Two materials scientists at the U.S.
Department of Energy’s Argonne National Laboratory have received the
2009 Presidential Early Career Awards for Scientists and Engineers (PECASE),
the nation’s highest honor for researchers in the beginning stages of
their independent research careers.
Argonne materials scientist Dillon Fong and nanoscientist Elena Shevchenko
were selected by the White House Office of Science and Technology Policy for
their contributions to meeting America’s scientific and technological
missions and the country’s economic, energy, health and security needs.
“Science and technology have long been at the core of America’s
economic strength and global leadership,” said President Obama. “I
am confident that these individuals, who have shown such tremendous promise
so early in their careers, will go on to make breakthroughs and discoveries
that will continue to move our nation forward in the years ahead.”

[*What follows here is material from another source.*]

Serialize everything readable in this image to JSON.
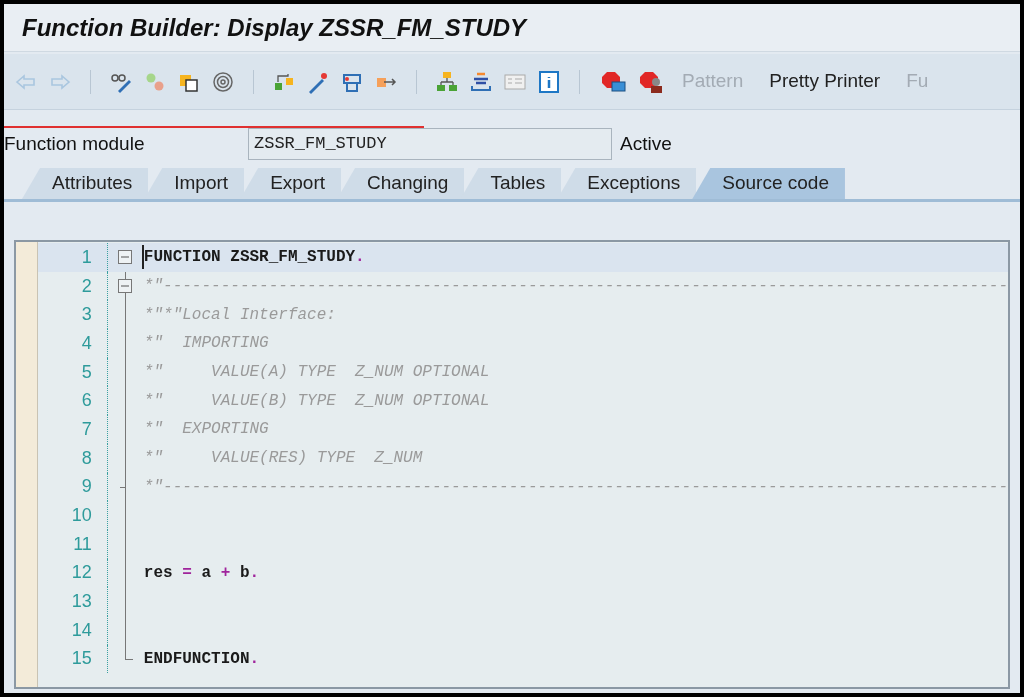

Argonne materials scientist Dillon Fong (left) and nanoscientist Elena Shevchenko received 2009 Presidential Career Awards for Scientists and Engineers
“I am so honored to be both nominated and selected for this award,”
Shevchenko said. “Nanoscience is a burgeoning field of science with so
many discoveries to be made. There are so many possibilities for the future
and I am excited to be a part of it.”
Shevchenko, who heads the NanoBio Interfaces Group in Argonne’s Center
for Nanoscale Materials, achieved wide recognition for her work in the design
and synthesis of nanoparticles, which are small assemblies of particular materials
that have special properties.
Shevchenko’s work specifically examined how nanoparticles self-organize
to form more complicated materials. “Self-assembly is a natural pathway
to create matter at atomic and macromolecular levels,” she said. “By
mixing and matching different types of nanocrystals and controlling the interaction
of neighboring constituents, we can design a wide range of transformative and
inexpensive new materials.”
Fong works in Argonne’s Materials Science Division, where he investigates
the formation and structure of complex oxide thin films. "In my research,
we ask questions like how these thin film crystals grow, and how much of this
growth can we control?" Fong said. "Furthermore, how do these materials
behave when they are only a few nanometers thick?"
Both Fong and Shevchenko use the high-energy X-rays produced by Argonne’s
Advanced Photon Source (APS). Some of Fong’s research at the APS examines
the ferroelectric properties of certain films, which could eventually have applications
in a range of energy technologies. “I am honored to receive this award,
and the recognition should be shared by all the people at Argonne who further
the quest to discover new materials and their properties,” Fong said.
Last year, Shevchenko was also recognized as one of the country’s top
young innovators by Technology Review magazine, which is published by the Massachusetts
Institute of Technology.
Shevchenko, Fong and the other PECASE winners will receive their awards at
a ceremony at the White House later this year.